I’ve been struggling to summarize my thoughts on this book. There is a lot there. For one, I am deeply moved by the stories of both men, who have done so much…have withstood so much. I appreciated the partial histories of their lives, while at the same time being a very personal book. The book seemed to revel in the minutiae of their interactions, the jokes, the smiles, how they touched one another. It was intimate and unique.
I was first and lastingly touched by the Khata, the scarf Archbishop Tutu received on his arrival to Dharmsala…it’s length reflecting the ‘esteem that one holds for the recipient’ (16). Here, through the craft of a maker, was a reflection of appreciation and love. It takes more time to make a longer scarf, a lot of time maybe, to make a really long one…and I love that the scarf says: you have earned through your life the extra work of my hands. I’m in the midst of taking a few theory classes right now, they all seem to be surrounded around Capitalism at the moment…which tells us to speed up, be more efficient, make it quickly, don’t care about the recipient. This is the opposite of that, it is about gratitude and appreciation for another.
This is a lesson I think they hit on time and time again…almost to a point of redundancy, that we need to focus on other people. This will make us happier and more joyful, it will put us in a proper context: that all people suffer and a lot of people suffer a lot more than we do. Given their personal stories, that they are able to still love others…their enemies in particular, despite what they have gone through is a real testament to their greatness. I like that their greatness though is based in humility and peace and vulnerability. We need more of that kind of greatness.
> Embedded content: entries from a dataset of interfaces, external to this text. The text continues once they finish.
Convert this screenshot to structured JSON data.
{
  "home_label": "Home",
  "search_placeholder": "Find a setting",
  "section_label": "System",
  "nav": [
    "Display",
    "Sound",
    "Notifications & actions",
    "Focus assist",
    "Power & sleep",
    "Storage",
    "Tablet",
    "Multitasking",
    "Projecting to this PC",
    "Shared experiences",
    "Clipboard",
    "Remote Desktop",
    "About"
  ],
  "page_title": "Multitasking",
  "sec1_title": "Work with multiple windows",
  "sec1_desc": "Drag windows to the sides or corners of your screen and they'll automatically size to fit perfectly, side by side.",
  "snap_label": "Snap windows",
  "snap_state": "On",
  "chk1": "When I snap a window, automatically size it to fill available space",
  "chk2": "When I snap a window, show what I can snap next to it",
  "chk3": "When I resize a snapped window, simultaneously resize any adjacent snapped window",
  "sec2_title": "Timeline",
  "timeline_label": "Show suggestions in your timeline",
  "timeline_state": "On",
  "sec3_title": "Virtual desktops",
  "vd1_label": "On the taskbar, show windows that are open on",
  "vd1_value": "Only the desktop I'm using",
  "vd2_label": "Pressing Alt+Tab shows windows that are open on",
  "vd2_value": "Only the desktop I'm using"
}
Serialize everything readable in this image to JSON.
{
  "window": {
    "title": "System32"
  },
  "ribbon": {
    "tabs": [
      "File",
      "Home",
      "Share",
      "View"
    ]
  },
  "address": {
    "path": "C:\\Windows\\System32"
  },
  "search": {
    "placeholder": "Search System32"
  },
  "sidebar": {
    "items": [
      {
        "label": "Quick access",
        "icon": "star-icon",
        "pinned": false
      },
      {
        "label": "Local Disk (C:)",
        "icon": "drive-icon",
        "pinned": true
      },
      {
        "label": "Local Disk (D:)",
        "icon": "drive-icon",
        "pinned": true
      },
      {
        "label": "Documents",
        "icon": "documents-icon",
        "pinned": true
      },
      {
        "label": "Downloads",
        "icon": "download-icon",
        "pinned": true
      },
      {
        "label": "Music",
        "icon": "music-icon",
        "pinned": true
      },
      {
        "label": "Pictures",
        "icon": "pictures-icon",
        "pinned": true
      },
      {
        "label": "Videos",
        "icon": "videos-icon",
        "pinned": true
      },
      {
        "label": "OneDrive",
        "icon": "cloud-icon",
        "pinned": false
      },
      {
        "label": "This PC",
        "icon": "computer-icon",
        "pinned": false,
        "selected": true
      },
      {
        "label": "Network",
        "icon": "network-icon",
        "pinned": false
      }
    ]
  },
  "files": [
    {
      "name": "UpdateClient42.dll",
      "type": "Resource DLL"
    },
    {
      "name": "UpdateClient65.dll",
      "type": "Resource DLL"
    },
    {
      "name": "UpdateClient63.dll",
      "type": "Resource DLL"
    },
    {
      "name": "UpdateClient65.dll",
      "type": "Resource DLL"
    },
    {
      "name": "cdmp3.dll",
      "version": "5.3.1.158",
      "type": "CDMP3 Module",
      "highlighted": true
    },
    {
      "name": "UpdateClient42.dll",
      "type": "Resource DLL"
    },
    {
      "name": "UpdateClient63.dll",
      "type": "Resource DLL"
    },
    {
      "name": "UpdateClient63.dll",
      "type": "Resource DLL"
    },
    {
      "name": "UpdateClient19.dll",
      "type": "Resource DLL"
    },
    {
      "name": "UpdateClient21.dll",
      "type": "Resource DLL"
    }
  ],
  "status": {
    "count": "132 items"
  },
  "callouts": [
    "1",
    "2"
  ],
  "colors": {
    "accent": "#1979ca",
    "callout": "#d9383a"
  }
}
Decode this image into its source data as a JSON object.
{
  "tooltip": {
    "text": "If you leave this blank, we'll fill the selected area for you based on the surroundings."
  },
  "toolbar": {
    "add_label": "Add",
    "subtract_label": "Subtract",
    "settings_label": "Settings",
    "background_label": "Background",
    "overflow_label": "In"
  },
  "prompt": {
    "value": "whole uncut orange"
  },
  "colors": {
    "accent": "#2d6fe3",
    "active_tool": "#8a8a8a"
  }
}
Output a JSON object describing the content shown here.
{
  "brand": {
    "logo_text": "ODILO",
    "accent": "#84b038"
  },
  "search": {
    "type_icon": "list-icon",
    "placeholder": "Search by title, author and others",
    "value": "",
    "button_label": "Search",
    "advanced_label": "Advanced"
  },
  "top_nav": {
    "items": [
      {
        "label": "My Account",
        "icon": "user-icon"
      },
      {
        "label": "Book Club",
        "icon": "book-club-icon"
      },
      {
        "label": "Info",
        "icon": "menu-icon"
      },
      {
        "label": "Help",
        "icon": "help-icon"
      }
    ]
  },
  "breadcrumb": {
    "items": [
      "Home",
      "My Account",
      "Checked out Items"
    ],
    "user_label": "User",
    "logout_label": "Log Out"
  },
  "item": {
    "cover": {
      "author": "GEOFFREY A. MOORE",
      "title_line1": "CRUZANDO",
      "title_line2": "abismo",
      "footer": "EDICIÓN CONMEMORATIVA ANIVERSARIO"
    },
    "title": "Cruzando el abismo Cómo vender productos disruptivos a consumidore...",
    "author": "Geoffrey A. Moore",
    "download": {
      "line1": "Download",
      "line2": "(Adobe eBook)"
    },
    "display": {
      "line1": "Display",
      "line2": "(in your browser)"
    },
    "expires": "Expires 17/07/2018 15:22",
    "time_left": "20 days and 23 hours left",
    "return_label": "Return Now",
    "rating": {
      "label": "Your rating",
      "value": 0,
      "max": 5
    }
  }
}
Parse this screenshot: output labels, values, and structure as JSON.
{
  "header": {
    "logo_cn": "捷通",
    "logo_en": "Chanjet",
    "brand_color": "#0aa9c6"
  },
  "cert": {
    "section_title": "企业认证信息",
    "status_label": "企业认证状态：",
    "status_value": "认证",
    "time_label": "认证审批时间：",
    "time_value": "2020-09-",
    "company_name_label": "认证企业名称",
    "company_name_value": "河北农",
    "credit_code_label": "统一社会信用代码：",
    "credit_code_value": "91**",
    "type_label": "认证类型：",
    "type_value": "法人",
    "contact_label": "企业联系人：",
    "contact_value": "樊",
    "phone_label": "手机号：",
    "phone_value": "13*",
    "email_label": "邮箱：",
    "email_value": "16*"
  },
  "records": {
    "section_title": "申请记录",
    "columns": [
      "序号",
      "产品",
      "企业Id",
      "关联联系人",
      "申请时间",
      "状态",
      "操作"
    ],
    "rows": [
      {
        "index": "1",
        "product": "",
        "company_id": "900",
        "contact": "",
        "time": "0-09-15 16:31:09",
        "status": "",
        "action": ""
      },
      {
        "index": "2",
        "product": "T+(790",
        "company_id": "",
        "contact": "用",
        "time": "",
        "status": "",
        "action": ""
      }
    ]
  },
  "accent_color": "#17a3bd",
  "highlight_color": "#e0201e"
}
There are a lot of great quotes in this book that I would like to try to remember, but in some ways, that’s a little hopeless. I am not a put quotes up on the wall kind of person. What I’m hoping I can instead retain is the memories of their personal stories and struggles, and then…despite them or as is mentioned in the book, maybe because of them, they still loved life. How they interacted with one another, how lovingly they talked to each other and how sad, profound and joyous their parting…these are images I think I can retain and remind myself that their greatness came from positive resistance, from sharing and selflessness. They are models to follow and I’d like to remember them as I move forward in life.